The Politics of the Budget – Dr Karl Pike
The day after the Budget, when the economic analysis from think tanks like Resolution Foundation and the Institute for Fiscal Studies comes in, we begin to grasp the kinds of messages and political debates that will actually spring from the Budget.
On Budget day, the Chancellor Rishi Sunak had a clear story in his speech to the House of Commons: the government would continue its pandemic economic support package for the majority of the year, though with new cliff edges (e.g. the end of the £20 per week uplift in universal credit come the autumn); and that the crisis, along with the costs of government support, meant there were now ‘huge challenges’ for the public finances. This necessitated, the Chancellor said a number of times, being ‘honest’ with the public. That honesty was about the rise in corporation tax, as well as freezing tax thresholds – both of which have featured in media coverage since.
The day after the budget, other impacts are becoming clearer. There are warnings about the impact on living standards and inequality and The Resolution Foundation highlighted (with the end of the UC uplift) the ‘poorest households facing a 7 per cent fall in income in the second half of 2021-22’. In terms of spending on public services, compared with plans before the pandemic, day-to-day spending is set to be £15 billion a year lower in real terms in 2024-25. Unprotected government departments – excluding schools, the NHS and defence – could ‘now be facing real-terms cuts in 2022-23’. Areas like justice and local government are being mentioned once again for further austerity.
So, what does all of this mean for the politics of the budget? It’s fair to say that public services didn’t feature much in the Chancellor’s speech. The Leader of the Opposition, Keir Starmer, highlighted the lack of measures related to social care, for example. Sunak’s message focused instead on business recovery, business investment and (for larger companies), tax. The ‘honesty’ was about tackling ‘our debt problem’, as he put it, not supporting what some will see as the need for further spending after this year – a year that has accentuated the inequalities in our society and may well have worsened them. There seemed to be an assumption that, come the autumn, people will be doing fine economically, and that Sunak needed to focus on the recovery and growth opportunities that he could encourage. Yet, for unprotected government departments, as The Resolution Foundation put it, ‘it will feel very much like George Osborne is still the Chancellor’.
This is connected to something Starmer said in response to Sunak’s speech. On corporation tax, he argued that ‘the decade-long corporation tax experiment by this Government has failed’. He was referring to the Osborne policy of cutting corporation tax when David Cameron was Prime Minister – something Osborne was keen to keep doing. The question of whether the next few years will feel, for voters, like a repeat of past Conservative administrations is an important one. Starmer was of course keen to keep Sunak and Boris Johnson closely connected to Cameron and Osborne – ‘this government’ – in the face of an approach to corporation tax that couldn’t feel more different. Indeed, particularly following the very dramatic end of Cameron’s leadership, and the ensuing Brexit tribulations, trying to portray the current Conservative leadership as in some way the ‘same government’ is a challenge. On public services, and living standards come the autumn, Starmer may have a greater chance. Paul Johnson, the IFS Director, put it very well: ‘No money to deal with post-pandemic priorities. No policies to deal with the inequalities that have opened up over the last year between rich and poor, old and young, more and less well educated’.

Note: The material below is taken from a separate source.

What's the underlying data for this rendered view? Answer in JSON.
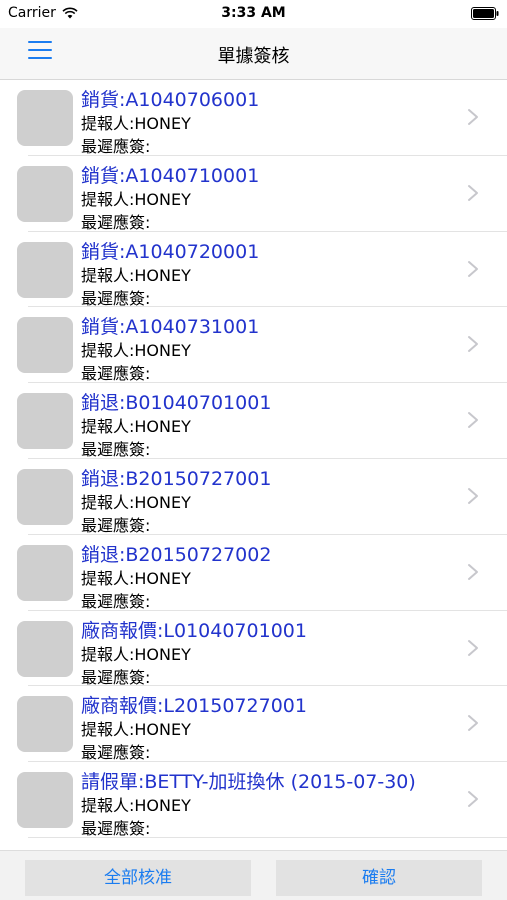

Yet, of course, it hasn’t been an uncomplicated Budget for Labour. The party’s communication of its ‘now is not the time to raise taxes’ message was a little confusing in the run-up to the Budget. When asked about the (then rumoured) corporation tax increases, Labour’s line certainly sounded like opposition to any tax increases in the budget, including to corporation tax. This line was then tweaked, arguing Labour wouldn’t support any immediate tax increases in the budget. Labour’s pre-budget messaging then, if the odd nuance and caveat were missed, sounded pretty close to suggesting this budget shouldn’t be touching any tax rates – odd indeed if, as Starmer suggested in his actual budget response, Labour wanted a budget which focused more on inequality and the longer-term funding of public services.
On this point, Stephen Bush has made an important observation: the Chancellor increasing corporation tax removes one obvious revenue-raiser for Labour at the next election, which raises longer-term questions for the Opposition. Public spending in unprotected areas seems set to be squeezed, and there is currently no sign of further spending to tackle post-pandemic inequality. Right now, Labour will probably feel comfortable continuing to point to things the Government could be doing more of, but will the politics of debt return? Again, it comes back to this question of association with the last decade of Conservative politics. Johnson and Sunak will of course be able to amend their plans in the coming years, and judge spending priorities closer to the election – but will their path come close, again, to austerity (at least for some services), albeit with some tax increases too? And how often will we hear the familiar refrain of ‘I’d love to, but I’m afraid we can’t make promises that we can’t afford'. On corporation tax, Osborne’s legacy is being undone, but his political strategy on the public finances may make a comeback.
Note: This article gives the views of the authors, and not the position of the Mile End Institute or Queen Mary University of London.